Read Exodus 11:10-12:14, Ps. 116:12-13,15-18, Matthew 12:1-8

“If you had known what this means, ‘I desire mercy, and not sacrifice,’ you would not have condemned the guiltless. For the Son of man is Lord of the Sabbath.” (Matthew 12:7-8)

Every religion has certain rules surrounding offering worship and sacrifices to God. For instance, in our first reading, God establishes the feast of Passover for the people of Israel, and we hear the rules attached to this feast.

There is an exact day to pick up the lamb, there is an exact day to slaughter the lamb, there is an exact way to prepare it (not to be boiled or fried but roasted), there is an exact way to eat it, there is even a way to dress to eat it, and there is a time frame within which it must be consumed. And not just that, a memorial must be celebrated every year.

Similarly, we know that there is a way to make the sign of the cross, a way to say the rosary, a way to genuflect in church, and a way to behave before the Blessed Sacrament. Etc. All these are rituals that help us connect with God!

However, as we see in our Gospel passage, there is an extent to which our worship of God becomes reduced to the mere observation of rules. This was the problem of the Pharisees.

It is like building a mansion and employing a housekeeper. One day, you travel to a distant place and instruct your housekeeper: “Do not let anyone enter this house.” A rule the housekeeper was determined to keep. Upon your return, your housekeeper would not allow you to enter your house because of your instruction.

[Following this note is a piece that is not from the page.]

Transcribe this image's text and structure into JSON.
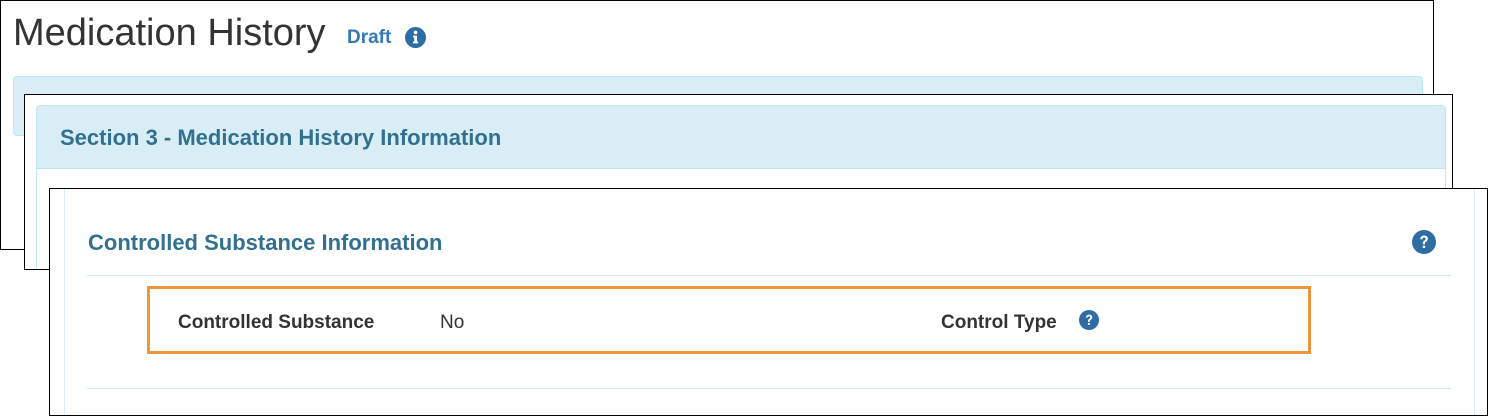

It sounds funny, but this happens when we observe rules to the detriment of connecting with God. This is what happens when religious rules become nothing more than an avenue to oppress the poor and weak in society.

There is a story of a boy who is about to be stoned to death by a mob. They had pursued him for hours while throwing sticks at him, and people shouted: “Thief… Thief..!” A woman felt pity for him and decided to intervene, so she silenced the crowd and asked the boy what he stole. The little boy burst into tears, unable to mumble any coherent statement.

Then, a shop owner blurted out: “That bastard stole bread from my shop.” The boy’s mother, a frail old woman, came up and appealed to the crowd, saying that this boy had not eaten anything for almost a week now and she was so sorry for what had happened. The crowd became so ashamed of themselves, and one after the other, they started donating money to the poor old woman and her son.

Jesus was accused of breaking the law by eating on a Sabbath day. His simple response was: “If you had known what this means, ‘I desire mercy, and not sacrifice,’ you would not have condemned the guiltless.”

Let us pray: Almighty ever-living God, may my worship of you be pure and sincere. Through our Lord Jesus Christ. Amen  

Be Happy. Live Positive. Have Faith. It is well with you. God bless you. (Friday of week 15 in Ordinary Time. Bible Study: Exodus 11:10-12:14, Ps. 116:12-13,15-18, Matthew 12:1-8).

@Rev. Fr. Evaristus E. Abu